  • The National Institute of Child Health and Human Development (NICHD) Study of Early Child Care and Youth Development is directed by a Steering Committee and supported by NICHD through a cooperative agreement (U10), which calls for scientific collaboration between the grantees and the NICHD staff. The content is solely the responsibility of the named authors and does not necessarily represent the official views of the EKS National Institute of Child Health and Human Development, the National Institutes of Health, or individual members of the Network. Current members of the Steering Committee of the NICHD Early Child Care Research Network, listed in alphabetical order, are: Jay Belsky (Birkbeck University of London), Cathryn Booth-LaForce (University of Washington), Robert H. Bradley (University of Arkansas at Little Rock), Celia A. Brownell (University of Pittsburgh), Margaret Burchinal (University of North Carolina at Chapel Hill), Susan B. Campbell (University of Pittsburgh), Elizabeth Cauffman (University of California, Irvine), Alison Clarke-Stewart (University of California, Irvine), Martha Cox (University of North Carolina at Chapel Hill), Robert Crosnoe (University of Texas at Austin), James A. Griffin (NICHD Project Scientist and Scientific Coordinator), Bonnie Halpern-Felsher (University of California, San Francisco), Willard Hartup (University of Minnesota), Kathryn Hirsh-Pasek (Temple University), Daniel Keating (University of Michigan), Bonnie Knoke (RTI International), Tama Leventhal (Tufts University), Kathleen McCartney (Harvard University), Vonnie C. McLoyd (University of North Carolina at Chapel Hill), Fred Morrison (University of Michigan), Philip Nader (University of California, San Diego), Marion O’Brien (University of North Carolina at Greensboro), Margaret Tresch Owen (University of Texas at Dallas), Ross Parke (University of California, Riverside), Robert Pianta (University of Virginia), Kim M. Pierce (University of Wisconsin–Madison), A. Vijaya Rao (RTI International), Glenn I. Roisman (University of Illinois at Urbana-Champaign), Susan Spieker (University of Washington), Laurence Steinberg (Temple University), Elizabeth Susman (Pennsylvania State University), Deborah Lowe Vandell (University of California, Irvine), and Marsha Weinraub (Temple University).

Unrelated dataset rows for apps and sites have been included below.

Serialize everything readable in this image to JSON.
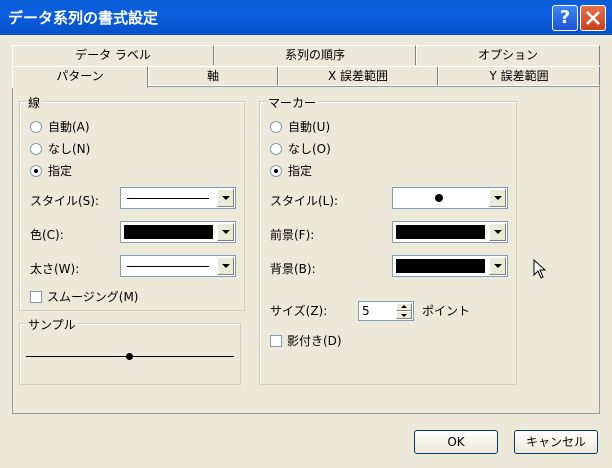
{
  "window": {
    "title": "データ系列の書式設定"
  },
  "tabs_back": [
    {
      "label": "データ ラベル"
    },
    {
      "label": "系列の順序"
    },
    {
      "label": "オプション"
    }
  ],
  "tabs_front": [
    {
      "label": "パターン"
    },
    {
      "label": "軸"
    },
    {
      "label": "X 誤差範囲"
    },
    {
      "label": "Y 誤差範囲"
    }
  ],
  "line_group": {
    "title": "線",
    "radio_auto": "自動(A)",
    "radio_none": "なし(N)",
    "radio_custom": "指定",
    "style_label": "スタイル(S):",
    "color_label": "色(C):",
    "weight_label": "太さ(W):",
    "smoothing_label": "スムージング(M)"
  },
  "sample_group": {
    "title": "サンプル"
  },
  "marker_group": {
    "title": "マーカー",
    "radio_auto": "自動(U)",
    "radio_none": "なし(O)",
    "radio_custom": "指定",
    "style_label": "スタイル(L):",
    "foreground_label": "前景(F):",
    "background_label": "背景(B):",
    "size_label": "サイズ(Z):",
    "size_value": "5",
    "size_unit": "ポイント",
    "shadow_label": "影付き(D)"
  },
  "buttons": {
    "ok": "OK",
    "cancel": "キャンセル"
  },
  "colors": {
    "line_color": "#000000",
    "foreground": "#000000",
    "background": "#000000"
  }
}
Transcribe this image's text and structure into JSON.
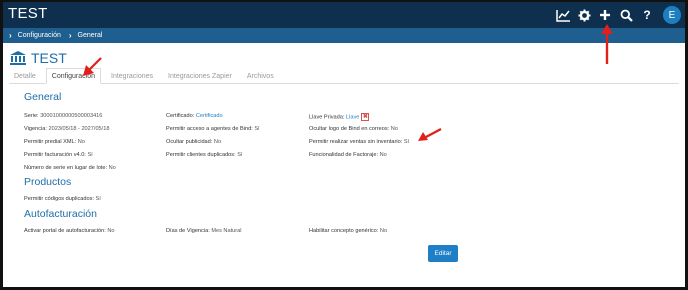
{
  "app": {
    "title": "TEST",
    "avatar_letter": "E"
  },
  "top_icons": [
    "chart-line-icon",
    "gear-icon",
    "plus-icon",
    "search-icon",
    "help-icon"
  ],
  "breadcrumb": [
    "Configuración",
    "General"
  ],
  "page": {
    "title": "TEST",
    "icon": "bank-icon"
  },
  "tabs": [
    {
      "label": "Detalle",
      "active": false
    },
    {
      "label": "Configuración",
      "active": true
    },
    {
      "label": "Integraciones",
      "active": false
    },
    {
      "label": "Integraciones Zapier",
      "active": false
    },
    {
      "label": "Archivos",
      "active": false
    }
  ],
  "sections": {
    "general": {
      "title": "General",
      "serie": {
        "label": "Serie:",
        "value": "30001000000500003416"
      },
      "vigencia": {
        "label": "Vigencia:",
        "value": "2023/05/18 - 2027/05/18"
      },
      "predial": {
        "label": "Permitir predial XML:",
        "value": "No"
      },
      "facturacion": {
        "label": "Permitir facturación v4.0:",
        "value": "Sí"
      },
      "numero_serie": {
        "label": "Número de serie en lugar de lote:",
        "value": "No"
      },
      "certificado": {
        "label": "Certificado:",
        "value": "Certificado"
      },
      "agentes": {
        "label": "Permitir acceso a agentes de Bind:",
        "value": "Sí"
      },
      "publicidad": {
        "label": "Ocultar publicidad:",
        "value": "No"
      },
      "clientes_dup": {
        "label": "Permitir clientes duplicados:",
        "value": "Sí"
      },
      "llave": {
        "label": "Llave Privada:",
        "value": "Llave",
        "x": "✖"
      },
      "logo": {
        "label": "Ocultar logo de Bind en correos:",
        "value": "No"
      },
      "ventas": {
        "label": "Permitir realizar ventas sin inventario:",
        "value": "Sí"
      },
      "factoraje": {
        "label": "Funcionalidad de Factoraje:",
        "value": "No"
      }
    },
    "productos": {
      "title": "Productos",
      "codigos": {
        "label": "Permitir códigos duplicados:",
        "value": "Sí"
      }
    },
    "autofacturacion": {
      "title": "Autofacturación",
      "portal": {
        "label": "Activar portal de autofacturación:",
        "value": "No"
      },
      "dias": {
        "label": "Días de Vigencia:",
        "value": "Mes Natural"
      },
      "concepto": {
        "label": "Habilitar concepto genérico:",
        "value": "No"
      }
    }
  },
  "edit_button": {
    "label": "Editar"
  },
  "colors": {
    "topbar": "#0f2f4f",
    "breadcrumb": "#1f5f8f",
    "accent": "#1e6ea7",
    "button": "#1e7fc6",
    "annotation_arrow": "#e0201b"
  }
}
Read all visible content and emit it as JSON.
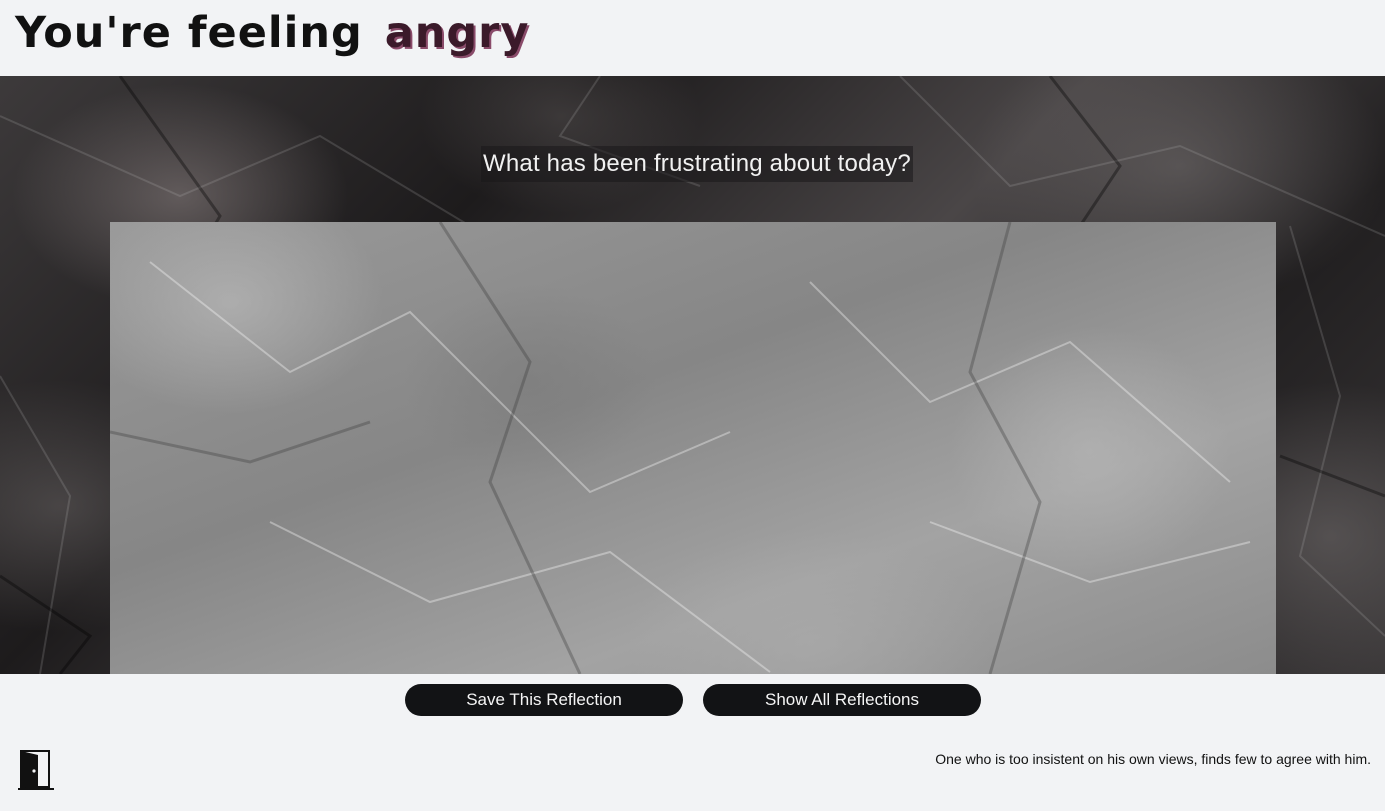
{
  "header": {
    "title_prefix": "You're feeling",
    "emotion": "angry",
    "emotion_color": "#3b1a2a"
  },
  "journal": {
    "prompt": "What has been frustrating about today?",
    "entry_value": "",
    "entry_placeholder": ""
  },
  "actions": {
    "save_label": "Save This Reflection",
    "show_label": "Show All Reflections"
  },
  "footer": {
    "exit_icon": "door-exit-icon",
    "quote": "One who is too insistent on his own views, finds few to agree with him."
  }
}
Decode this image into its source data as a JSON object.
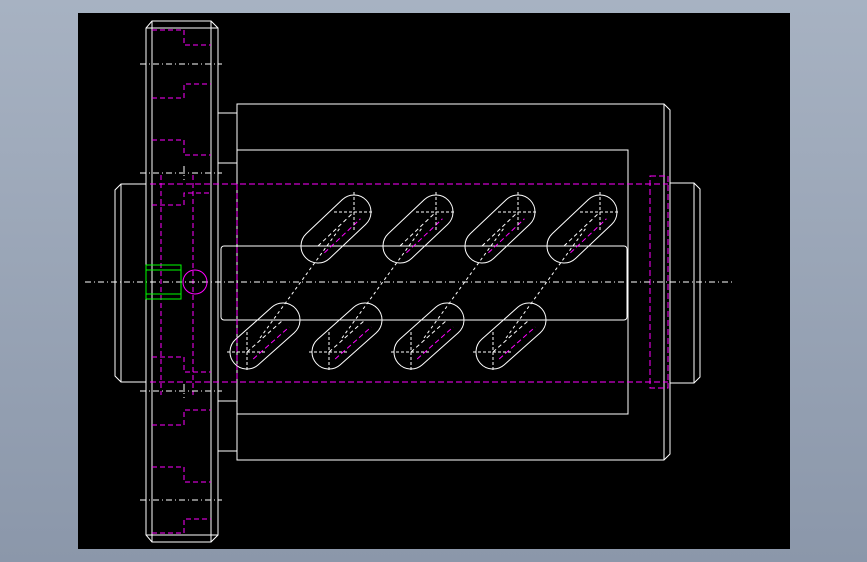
{
  "viewport": {
    "background_top": "#a7b2c2",
    "background_bottom": "#8b97aa"
  },
  "drawing": {
    "background": "#000000",
    "colors": {
      "outline": "#ffffff",
      "hidden": "#ff00ff",
      "centerline": "#ffffff",
      "highlight": "#00ff00"
    },
    "slot_count": 4,
    "bottom_slot_count": 4
  }
}
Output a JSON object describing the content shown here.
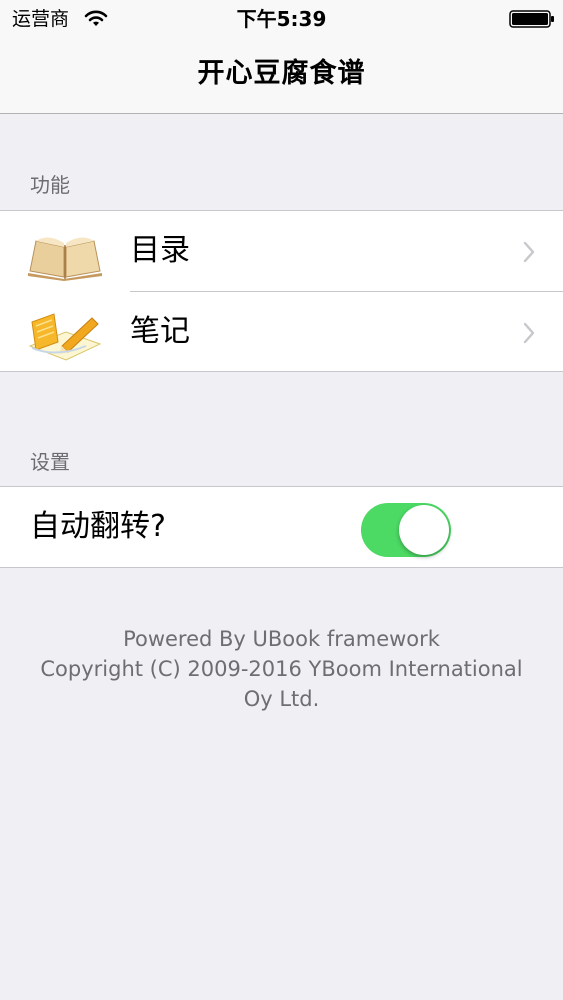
{
  "status_bar": {
    "carrier": "运营商",
    "time": "下午5:39",
    "wifi_icon": "wifi-icon",
    "battery_icon": "battery-icon"
  },
  "nav": {
    "title": "开心豆腐食谱"
  },
  "sections": {
    "features": {
      "header": "功能",
      "items": [
        {
          "label": "目录",
          "icon": "open-book-icon"
        },
        {
          "label": "笔记",
          "icon": "notebook-pencil-icon"
        }
      ]
    },
    "settings": {
      "header": "设置",
      "auto_rotate": {
        "label": "自动翻转?",
        "enabled": true
      }
    }
  },
  "footer": {
    "line1": "Powered By UBook framework",
    "line2": "Copyright (C) 2009-2016 YBoom International",
    "line3": "Oy Ltd."
  },
  "colors": {
    "background": "#efeff4",
    "toggle_on": "#4cd964",
    "section_text": "#6d6d72",
    "separator": "#c8c7cc"
  }
}
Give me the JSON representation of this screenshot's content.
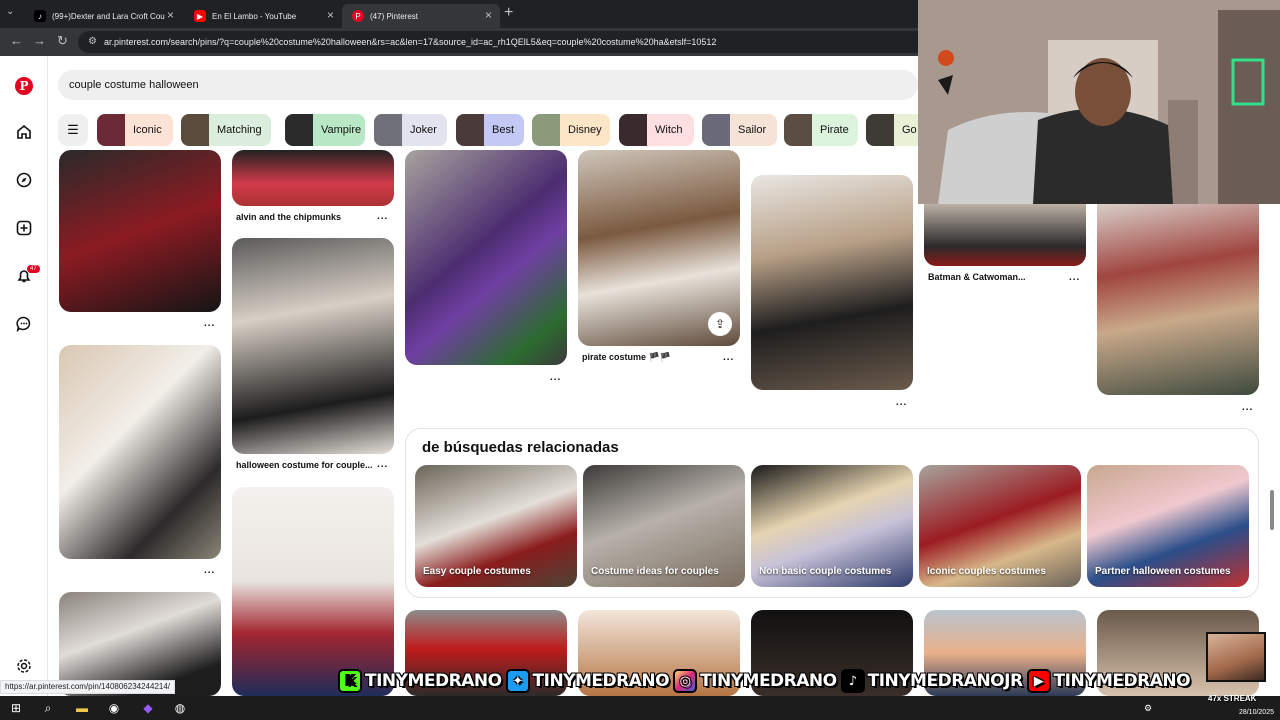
{
  "browser": {
    "tabs": [
      {
        "label": "(99+)Dexter and Lara Croft Cou",
        "favicon": "tiktok-icon",
        "color": "#000000"
      },
      {
        "label": "En El Lambo - YouTube",
        "favicon": "youtube-icon",
        "color": "#ff0000"
      },
      {
        "label": "(47) Pinterest",
        "favicon": "pinterest-icon",
        "color": "#e60023"
      }
    ],
    "url": "ar.pinterest.com/search/pins/?q=couple%20costume%20halloween&rs=ac&len=17&source_id=ac_rh1QElL5&eq=couple%20costume%20ha&etslf=10512"
  },
  "search": {
    "value": "couple costume halloween"
  },
  "notifications": {
    "count": "47"
  },
  "chips": [
    {
      "label": "Iconic",
      "color": "#fde2d6"
    },
    {
      "label": "Matching",
      "color": "#dbeedd"
    },
    {
      "label": "Vampire",
      "color": "#b9e8c6"
    },
    {
      "label": "Joker",
      "color": "#e3e3ef"
    },
    {
      "label": "Best",
      "color": "#c3c8f5"
    },
    {
      "label": "Disney",
      "color": "#fde5c8"
    },
    {
      "label": "Witch",
      "color": "#fddfe2"
    },
    {
      "label": "Sailor",
      "color": "#f5e3d7"
    },
    {
      "label": "Pirate",
      "color": "#dcf3dc"
    },
    {
      "label": "Go",
      "color": "#e8f0d6"
    }
  ],
  "pins": {
    "alvin": "alvin and the chipmunks",
    "halloween": "halloween costume for couple...",
    "pirate": "pirate costume 🏴🏴",
    "batman": "Batman & Catwoman...",
    "more": "..."
  },
  "related": {
    "title": "de búsquedas relacionadas",
    "items": [
      {
        "label": "Easy couple costumes",
        "color": "#7a6a55"
      },
      {
        "label": "Costume ideas for couples",
        "color": "#8a8680"
      },
      {
        "label": "Non basic couple costumes",
        "color": "#3a3a46"
      },
      {
        "label": "Iconic couples costumes",
        "color": "#9a5a4a"
      },
      {
        "label": "Partner halloween costumes",
        "color": "#b2806a"
      }
    ]
  },
  "status_url": "https://ar.pinterest.com/pin/140806234244214/",
  "social": {
    "kick": "TINYMEDRANO",
    "twitter": "TINYMEDRANO",
    "instagram": "TINYMEDRANO",
    "tiktok": "TINYMEDRANOJR",
    "youtube": "TINYMEDRANO"
  },
  "streak": "47x STREAK",
  "clock": {
    "date": "28/10/2025"
  }
}
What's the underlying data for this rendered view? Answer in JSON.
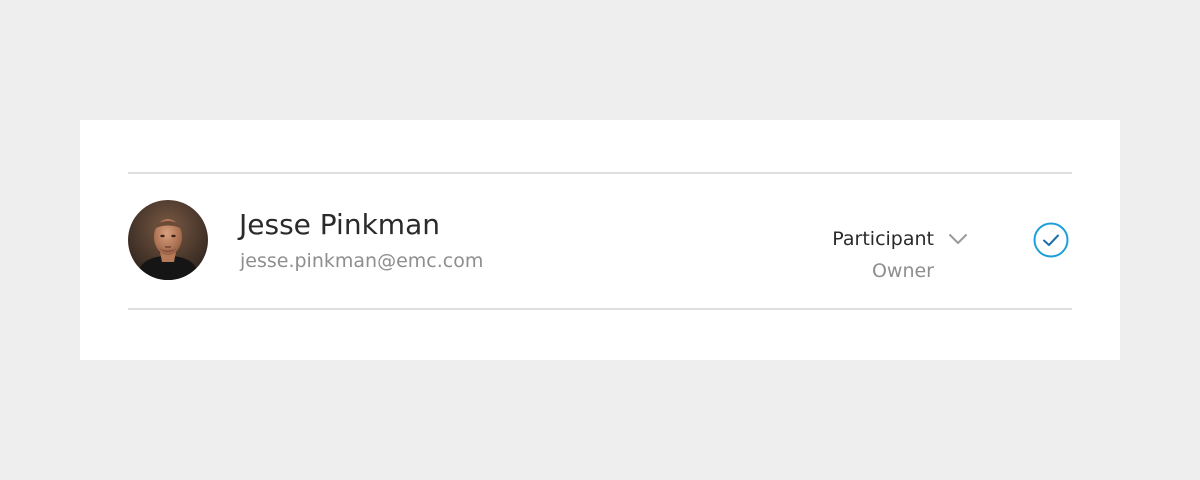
{
  "member": {
    "name": "Jesse Pinkman",
    "email": "jesse.pinkman@emc.com",
    "avatar_icon": "user-photo"
  },
  "role": {
    "current": "Participant",
    "secondary": "Owner",
    "chevron_icon": "chevron-down-icon"
  },
  "status": {
    "icon": "check-circle-icon",
    "accent_color": "#1a9fdb"
  }
}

concerning this article should be addressed to Robert Crosnoe, Department of Sociology and Population Research Center, University of Texas at Austin, 1 University Station A1700, Austin, TX 78712-1088. Electronic mail may be sent to


The transition into school occurs at the intersection of multiple environmental settings. This study applied growth curve modeling to a sample of 1,364 American children, followed from birth through age 6, who had been categorized by their exposure to cognitive stimulation at home and in preschool child care and 1st-grade classrooms. Of special interest was the unique and combined contribution to early learning of these 3 settings. Net of socioeconomic selection into different settings, children had higher math achievement when they were consistently stimulated in all 3, and they had higher reading achievement when consistently stimulated at home and in child care. The observed benefits of consistent environmental stimulation tended to be more pronounced for low-income children.